EXERCISE REQUIREMENTS –
Work through the data line by line, gathering every line that has the word "date".

DATA FOR THIS TASK Start Marker

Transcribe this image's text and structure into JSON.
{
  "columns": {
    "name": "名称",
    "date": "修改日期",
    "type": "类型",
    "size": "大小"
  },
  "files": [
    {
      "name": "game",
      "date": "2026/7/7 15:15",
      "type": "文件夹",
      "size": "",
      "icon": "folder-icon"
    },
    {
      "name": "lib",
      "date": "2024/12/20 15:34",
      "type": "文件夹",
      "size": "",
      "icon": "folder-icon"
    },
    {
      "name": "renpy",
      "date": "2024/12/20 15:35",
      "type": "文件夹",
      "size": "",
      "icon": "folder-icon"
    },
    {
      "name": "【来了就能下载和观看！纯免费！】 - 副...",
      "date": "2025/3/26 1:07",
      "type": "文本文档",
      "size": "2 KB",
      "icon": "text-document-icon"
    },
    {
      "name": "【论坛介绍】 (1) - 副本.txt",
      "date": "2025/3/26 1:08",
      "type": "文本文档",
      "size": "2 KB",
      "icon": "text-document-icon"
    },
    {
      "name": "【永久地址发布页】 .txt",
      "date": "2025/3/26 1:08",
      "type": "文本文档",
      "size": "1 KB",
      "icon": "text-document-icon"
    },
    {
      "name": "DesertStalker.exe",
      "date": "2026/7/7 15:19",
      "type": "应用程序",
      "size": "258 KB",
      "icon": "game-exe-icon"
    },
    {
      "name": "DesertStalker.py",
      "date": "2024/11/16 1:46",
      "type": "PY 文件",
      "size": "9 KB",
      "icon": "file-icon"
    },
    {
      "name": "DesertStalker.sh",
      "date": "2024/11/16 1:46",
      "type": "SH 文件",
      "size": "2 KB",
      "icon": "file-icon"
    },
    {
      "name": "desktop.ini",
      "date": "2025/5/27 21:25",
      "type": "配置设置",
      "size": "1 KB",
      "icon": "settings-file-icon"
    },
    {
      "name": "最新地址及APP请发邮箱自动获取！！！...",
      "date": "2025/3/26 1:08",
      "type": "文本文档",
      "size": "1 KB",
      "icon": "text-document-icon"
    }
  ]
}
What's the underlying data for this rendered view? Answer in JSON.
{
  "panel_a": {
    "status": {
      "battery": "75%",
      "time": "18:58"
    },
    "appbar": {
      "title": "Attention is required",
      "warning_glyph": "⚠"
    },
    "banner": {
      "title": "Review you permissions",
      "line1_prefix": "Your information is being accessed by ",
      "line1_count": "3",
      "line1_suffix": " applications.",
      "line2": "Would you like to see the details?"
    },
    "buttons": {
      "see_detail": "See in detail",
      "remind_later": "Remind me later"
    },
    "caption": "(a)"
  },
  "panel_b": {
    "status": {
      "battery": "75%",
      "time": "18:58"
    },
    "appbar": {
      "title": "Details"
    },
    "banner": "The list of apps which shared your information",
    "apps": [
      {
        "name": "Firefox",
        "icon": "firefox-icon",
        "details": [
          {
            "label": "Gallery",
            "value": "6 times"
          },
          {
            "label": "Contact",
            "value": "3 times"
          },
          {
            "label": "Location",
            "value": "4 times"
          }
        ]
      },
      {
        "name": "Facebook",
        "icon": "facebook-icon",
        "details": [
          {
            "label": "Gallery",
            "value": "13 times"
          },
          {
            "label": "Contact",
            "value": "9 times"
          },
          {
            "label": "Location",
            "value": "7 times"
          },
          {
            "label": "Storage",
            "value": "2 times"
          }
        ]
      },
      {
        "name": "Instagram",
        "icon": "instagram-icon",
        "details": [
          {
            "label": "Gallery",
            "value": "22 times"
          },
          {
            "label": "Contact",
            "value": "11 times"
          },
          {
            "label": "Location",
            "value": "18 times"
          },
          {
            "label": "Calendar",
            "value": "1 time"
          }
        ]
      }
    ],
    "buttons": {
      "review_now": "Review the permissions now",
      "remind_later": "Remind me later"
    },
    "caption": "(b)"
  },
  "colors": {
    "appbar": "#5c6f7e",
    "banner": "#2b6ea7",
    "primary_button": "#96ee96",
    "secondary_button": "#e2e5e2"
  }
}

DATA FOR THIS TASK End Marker

COMPLETED EXERCISE –
    "date": "修改日期",
      "date": "2026/7/7 15:15",
      "date": "2024/12/20 15:34",
      "date": "2024/12/20 15:35",
      "date": "2025/3/26 1:07",
      "date": "2025/3/26 1:08",
      "date": "2025/3/26 1:08",
      "date": "2026/7/7 15:19",
      "date": "2024/11/16 1:46",
      "date": "2024/11/16 1:46",
      "date": "2025/5/27 21:25",
      "date": "2025/3/26 1:08",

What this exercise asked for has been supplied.